» EXERCISE OBJECTIVE
Scan the following data for lines with "tree" and state how many there are, as a number only.

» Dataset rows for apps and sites
-.-.-

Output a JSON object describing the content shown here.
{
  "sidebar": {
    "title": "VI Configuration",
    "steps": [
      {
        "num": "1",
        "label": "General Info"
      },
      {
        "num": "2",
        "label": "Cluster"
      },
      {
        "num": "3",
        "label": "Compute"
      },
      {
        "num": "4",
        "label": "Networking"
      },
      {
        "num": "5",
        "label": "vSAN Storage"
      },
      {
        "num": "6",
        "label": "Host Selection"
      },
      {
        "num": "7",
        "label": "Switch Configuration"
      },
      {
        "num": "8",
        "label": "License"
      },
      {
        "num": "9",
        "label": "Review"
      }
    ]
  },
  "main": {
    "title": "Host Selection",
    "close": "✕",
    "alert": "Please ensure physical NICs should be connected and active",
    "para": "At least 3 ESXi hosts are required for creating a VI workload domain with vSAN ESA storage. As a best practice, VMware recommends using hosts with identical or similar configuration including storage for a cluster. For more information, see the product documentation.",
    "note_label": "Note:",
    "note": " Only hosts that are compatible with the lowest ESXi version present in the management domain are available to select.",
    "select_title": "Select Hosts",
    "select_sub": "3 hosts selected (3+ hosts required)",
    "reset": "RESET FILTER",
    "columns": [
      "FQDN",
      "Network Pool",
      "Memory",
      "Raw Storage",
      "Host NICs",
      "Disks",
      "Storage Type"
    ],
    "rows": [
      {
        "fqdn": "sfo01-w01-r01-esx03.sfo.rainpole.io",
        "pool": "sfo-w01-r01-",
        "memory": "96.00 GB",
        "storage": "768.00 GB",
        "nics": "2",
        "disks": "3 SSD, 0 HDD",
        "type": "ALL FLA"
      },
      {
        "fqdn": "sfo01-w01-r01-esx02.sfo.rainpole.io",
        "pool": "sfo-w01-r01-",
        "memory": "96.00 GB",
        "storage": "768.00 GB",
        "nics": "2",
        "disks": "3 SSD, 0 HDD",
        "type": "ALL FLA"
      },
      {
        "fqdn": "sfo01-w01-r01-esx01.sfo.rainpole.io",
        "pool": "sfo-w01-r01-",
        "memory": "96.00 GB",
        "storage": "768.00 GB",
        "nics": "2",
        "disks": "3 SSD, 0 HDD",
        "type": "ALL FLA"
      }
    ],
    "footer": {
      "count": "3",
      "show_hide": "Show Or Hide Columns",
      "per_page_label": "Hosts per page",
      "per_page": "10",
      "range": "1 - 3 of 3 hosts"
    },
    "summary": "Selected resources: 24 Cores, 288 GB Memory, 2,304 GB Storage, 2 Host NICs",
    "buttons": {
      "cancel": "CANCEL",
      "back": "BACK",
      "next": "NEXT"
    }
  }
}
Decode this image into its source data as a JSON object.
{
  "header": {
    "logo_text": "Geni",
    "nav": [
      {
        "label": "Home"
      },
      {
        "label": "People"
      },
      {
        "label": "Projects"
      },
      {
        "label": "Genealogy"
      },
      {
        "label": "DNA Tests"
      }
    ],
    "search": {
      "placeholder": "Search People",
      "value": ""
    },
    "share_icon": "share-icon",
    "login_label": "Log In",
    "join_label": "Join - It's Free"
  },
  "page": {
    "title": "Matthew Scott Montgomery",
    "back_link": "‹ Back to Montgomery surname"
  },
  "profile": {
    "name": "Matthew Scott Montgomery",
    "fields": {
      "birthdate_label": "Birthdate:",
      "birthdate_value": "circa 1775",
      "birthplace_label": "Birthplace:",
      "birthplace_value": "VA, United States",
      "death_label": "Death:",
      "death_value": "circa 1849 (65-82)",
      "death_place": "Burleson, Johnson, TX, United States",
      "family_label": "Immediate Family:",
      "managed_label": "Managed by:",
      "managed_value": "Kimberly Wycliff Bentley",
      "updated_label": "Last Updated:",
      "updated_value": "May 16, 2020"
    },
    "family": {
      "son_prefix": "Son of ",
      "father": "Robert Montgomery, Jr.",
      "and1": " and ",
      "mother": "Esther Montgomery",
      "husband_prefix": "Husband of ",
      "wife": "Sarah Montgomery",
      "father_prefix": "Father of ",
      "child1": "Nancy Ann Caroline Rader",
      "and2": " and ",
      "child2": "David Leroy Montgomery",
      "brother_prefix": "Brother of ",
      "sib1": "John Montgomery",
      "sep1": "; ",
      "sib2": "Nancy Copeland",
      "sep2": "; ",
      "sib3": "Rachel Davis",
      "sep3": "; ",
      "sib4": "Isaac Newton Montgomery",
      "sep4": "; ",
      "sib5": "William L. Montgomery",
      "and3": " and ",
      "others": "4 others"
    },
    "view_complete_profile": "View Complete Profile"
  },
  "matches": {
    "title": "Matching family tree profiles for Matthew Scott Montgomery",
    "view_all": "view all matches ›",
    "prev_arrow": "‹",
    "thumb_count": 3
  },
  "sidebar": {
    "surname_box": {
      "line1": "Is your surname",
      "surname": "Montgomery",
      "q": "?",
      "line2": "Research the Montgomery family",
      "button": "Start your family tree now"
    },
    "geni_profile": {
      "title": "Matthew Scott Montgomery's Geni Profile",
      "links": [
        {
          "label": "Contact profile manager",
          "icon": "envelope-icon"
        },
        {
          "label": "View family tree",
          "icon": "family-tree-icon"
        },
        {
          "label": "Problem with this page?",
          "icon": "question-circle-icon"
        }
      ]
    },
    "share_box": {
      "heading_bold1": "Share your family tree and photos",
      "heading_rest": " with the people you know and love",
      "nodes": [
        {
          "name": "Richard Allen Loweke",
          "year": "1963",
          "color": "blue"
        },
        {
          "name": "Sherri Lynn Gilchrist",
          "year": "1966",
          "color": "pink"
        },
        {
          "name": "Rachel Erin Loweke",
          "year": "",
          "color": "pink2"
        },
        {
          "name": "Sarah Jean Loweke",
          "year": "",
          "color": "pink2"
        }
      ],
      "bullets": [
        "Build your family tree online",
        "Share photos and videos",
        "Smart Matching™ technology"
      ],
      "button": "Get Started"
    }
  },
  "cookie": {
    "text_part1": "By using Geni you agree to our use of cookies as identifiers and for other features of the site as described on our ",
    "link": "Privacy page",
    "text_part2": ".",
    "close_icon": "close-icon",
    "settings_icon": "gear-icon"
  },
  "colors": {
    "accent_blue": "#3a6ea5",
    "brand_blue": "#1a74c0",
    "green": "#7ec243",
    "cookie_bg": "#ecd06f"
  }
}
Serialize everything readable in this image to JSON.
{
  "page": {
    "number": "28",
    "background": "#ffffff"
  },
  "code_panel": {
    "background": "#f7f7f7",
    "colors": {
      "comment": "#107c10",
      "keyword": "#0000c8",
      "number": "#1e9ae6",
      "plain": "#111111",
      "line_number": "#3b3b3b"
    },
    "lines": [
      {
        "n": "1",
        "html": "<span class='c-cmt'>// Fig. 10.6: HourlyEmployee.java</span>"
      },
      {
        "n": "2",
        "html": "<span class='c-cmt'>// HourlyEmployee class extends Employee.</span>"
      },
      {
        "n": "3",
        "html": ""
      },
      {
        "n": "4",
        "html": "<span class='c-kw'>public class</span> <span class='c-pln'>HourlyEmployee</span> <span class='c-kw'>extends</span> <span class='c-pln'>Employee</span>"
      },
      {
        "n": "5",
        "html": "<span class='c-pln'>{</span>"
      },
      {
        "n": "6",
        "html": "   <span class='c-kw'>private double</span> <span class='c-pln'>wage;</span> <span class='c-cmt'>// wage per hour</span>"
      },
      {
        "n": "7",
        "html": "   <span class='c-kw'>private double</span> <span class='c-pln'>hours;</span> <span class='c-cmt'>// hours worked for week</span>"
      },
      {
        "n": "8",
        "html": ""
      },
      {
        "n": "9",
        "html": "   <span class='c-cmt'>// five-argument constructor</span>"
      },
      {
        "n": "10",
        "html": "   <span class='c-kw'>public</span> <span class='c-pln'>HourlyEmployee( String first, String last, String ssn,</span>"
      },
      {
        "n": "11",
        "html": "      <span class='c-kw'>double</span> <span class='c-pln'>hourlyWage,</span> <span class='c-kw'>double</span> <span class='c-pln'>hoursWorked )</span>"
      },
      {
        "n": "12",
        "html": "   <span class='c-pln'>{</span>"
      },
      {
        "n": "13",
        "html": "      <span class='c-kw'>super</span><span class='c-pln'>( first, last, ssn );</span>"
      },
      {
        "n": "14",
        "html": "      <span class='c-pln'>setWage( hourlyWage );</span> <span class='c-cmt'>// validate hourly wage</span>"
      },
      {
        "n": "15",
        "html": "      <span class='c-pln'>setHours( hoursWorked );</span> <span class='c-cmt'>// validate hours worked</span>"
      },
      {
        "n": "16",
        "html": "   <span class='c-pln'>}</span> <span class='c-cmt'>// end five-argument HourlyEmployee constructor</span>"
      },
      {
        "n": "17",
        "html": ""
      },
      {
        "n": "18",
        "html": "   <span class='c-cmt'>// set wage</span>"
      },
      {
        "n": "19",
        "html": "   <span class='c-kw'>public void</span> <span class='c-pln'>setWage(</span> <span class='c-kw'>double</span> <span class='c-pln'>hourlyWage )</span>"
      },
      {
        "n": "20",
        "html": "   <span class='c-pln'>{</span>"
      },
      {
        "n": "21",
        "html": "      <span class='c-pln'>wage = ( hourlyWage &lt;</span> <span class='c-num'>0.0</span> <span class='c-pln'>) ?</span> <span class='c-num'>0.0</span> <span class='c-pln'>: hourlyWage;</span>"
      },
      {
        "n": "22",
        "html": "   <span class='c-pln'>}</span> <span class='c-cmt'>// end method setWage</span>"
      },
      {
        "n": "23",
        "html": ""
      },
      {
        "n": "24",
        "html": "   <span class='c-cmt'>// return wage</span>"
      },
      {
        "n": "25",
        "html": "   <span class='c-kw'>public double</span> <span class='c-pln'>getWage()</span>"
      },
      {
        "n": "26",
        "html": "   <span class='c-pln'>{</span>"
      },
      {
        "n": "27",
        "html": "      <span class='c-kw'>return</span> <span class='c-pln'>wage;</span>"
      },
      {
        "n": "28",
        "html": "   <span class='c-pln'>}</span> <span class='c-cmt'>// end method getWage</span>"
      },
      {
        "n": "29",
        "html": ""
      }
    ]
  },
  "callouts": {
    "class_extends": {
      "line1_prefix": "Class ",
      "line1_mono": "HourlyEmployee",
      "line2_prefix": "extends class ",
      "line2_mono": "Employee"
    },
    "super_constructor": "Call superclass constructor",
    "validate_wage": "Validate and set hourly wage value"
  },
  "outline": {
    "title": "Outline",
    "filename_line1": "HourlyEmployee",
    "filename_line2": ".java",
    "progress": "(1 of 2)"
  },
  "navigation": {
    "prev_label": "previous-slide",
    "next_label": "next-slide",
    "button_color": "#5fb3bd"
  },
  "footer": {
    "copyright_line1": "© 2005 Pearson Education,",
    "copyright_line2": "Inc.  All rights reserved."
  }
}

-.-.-

» RESPONSE
6